Posted on February 2, 2016 at 2:14 PM by Web Master
Policies are internal rules of the organization. They are the will of the board since board members pose and pass policies during board meetings. They are recorded in the minutes and then filed into a policy binder. A written policy answers what an organization will do in certain situations. Policies are necessary to ensure consistent decision making. They don’t change very often, but if a policy is no longer serving its purpose, then it should be amended or revoked. Policies are easier to change than bylaws, so the majority of your internal rules will be written in the form of a policy.
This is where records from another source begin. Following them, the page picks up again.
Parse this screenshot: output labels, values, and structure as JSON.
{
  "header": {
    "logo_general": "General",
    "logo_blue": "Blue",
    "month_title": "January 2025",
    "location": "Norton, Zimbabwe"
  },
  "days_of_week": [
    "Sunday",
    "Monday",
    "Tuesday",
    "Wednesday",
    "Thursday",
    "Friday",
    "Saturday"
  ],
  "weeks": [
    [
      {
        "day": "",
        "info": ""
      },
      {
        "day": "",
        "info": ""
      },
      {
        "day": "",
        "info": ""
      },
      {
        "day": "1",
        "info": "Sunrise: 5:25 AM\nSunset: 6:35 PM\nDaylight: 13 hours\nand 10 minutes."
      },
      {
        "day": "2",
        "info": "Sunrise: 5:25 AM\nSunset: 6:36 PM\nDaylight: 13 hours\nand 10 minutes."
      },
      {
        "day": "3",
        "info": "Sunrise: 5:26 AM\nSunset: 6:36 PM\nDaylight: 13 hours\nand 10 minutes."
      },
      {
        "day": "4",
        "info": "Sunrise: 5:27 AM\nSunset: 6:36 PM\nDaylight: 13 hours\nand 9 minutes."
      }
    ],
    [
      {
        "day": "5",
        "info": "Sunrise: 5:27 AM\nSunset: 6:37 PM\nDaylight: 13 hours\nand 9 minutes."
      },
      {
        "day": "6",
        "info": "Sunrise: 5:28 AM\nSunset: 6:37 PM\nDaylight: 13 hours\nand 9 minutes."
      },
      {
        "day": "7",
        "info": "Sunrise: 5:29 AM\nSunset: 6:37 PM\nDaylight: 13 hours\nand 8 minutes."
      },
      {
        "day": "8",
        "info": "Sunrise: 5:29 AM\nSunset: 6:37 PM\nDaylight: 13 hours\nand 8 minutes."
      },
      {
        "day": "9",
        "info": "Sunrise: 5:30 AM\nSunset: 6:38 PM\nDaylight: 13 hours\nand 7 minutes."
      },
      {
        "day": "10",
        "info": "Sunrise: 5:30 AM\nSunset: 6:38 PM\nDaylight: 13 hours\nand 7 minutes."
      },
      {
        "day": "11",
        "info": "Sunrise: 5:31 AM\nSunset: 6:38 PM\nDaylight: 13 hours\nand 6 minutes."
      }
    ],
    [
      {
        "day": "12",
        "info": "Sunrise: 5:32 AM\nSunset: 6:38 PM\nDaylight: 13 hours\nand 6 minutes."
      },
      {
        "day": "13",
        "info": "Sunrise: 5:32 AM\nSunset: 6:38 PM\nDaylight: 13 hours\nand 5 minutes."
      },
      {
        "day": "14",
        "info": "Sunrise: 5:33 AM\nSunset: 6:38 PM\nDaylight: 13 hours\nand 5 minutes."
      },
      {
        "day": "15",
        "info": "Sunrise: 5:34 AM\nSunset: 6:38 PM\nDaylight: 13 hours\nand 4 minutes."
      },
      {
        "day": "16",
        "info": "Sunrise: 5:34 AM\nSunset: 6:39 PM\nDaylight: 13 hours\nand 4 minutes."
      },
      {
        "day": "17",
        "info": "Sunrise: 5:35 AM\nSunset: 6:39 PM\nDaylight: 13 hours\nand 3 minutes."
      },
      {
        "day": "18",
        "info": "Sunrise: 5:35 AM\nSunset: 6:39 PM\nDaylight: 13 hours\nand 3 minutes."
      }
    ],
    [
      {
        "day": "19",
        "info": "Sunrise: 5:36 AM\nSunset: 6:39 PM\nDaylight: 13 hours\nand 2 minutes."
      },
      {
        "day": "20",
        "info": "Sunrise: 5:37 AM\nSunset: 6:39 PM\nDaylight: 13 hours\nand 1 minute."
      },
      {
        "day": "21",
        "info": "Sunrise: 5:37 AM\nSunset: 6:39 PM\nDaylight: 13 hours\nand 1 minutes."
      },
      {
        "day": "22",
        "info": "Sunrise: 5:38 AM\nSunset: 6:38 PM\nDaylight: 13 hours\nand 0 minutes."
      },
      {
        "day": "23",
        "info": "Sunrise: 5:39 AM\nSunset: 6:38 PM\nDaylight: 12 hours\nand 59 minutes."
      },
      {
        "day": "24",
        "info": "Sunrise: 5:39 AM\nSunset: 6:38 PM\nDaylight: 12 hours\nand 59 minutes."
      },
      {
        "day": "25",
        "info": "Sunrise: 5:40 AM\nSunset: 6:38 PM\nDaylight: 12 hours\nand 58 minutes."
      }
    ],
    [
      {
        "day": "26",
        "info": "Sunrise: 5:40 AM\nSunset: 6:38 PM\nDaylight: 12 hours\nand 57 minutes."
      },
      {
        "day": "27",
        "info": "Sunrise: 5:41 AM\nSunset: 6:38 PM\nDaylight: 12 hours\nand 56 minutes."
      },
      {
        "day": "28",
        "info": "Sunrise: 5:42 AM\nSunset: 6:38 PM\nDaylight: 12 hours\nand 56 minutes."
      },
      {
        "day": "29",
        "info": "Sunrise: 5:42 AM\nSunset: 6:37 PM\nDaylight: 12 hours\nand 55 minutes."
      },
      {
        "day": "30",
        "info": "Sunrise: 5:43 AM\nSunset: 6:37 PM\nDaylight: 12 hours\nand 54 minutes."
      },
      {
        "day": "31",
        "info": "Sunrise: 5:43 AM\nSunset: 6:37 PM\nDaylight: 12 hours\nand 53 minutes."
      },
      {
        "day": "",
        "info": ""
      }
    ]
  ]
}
Developing policies can be a large project. Yet, they are needed to describe a systematic and consistent answer when people are in doubt. Policies explain this is what we do in this particular circumstance. Remember that policies must be in harmony with your organization’s bylaws. Together, these two written documents ought to address any uncertainty about what to do in any given situation. A non-profit without written rules leaves board members in a vulnerable position. Clear policies demonstrate that an organization is professional and protects its assets (people, reputation, donations, etc).
A good policy is easily interpreted. It must have a clear purpose written in plain language. The best policy manual will only list one policy per page to make it easier to do updates. A policy manual is stored in an accessible location and is communicated to all relevant people (board members, staff, volunteers, contractors, etc).
To start writing a policy you need to establish a format, because all policies should look the same way. There are many templates to be found online. Always start with a draft version and discuss it with your colleagues. Once you agree on a final version, then bring it to the board to authorize and implement. Policies should indicate the date they were adopted, plus record the date they were amended. It will help you to keep track of the policy’s history and relevancy.
Organizations should learn about the most common and necessary policies used by non-profits. Typically, the categories include governance policies, corporate administration policies, advocacy policies, financial management policies, human resources policies, and technology policies. These categories encompass all of the policies you’re already familiar with, plus many more that you’ve probably never thought about! The size and scope of your organization will determine what policies are warranted. It is possible to write too many policies and become overly restrictive. In spite of that, people need to know what is expected of them and what the limits are.
Write your organization’s policies today and if you already have a complete set of policies, then review them regularly and update them as needed.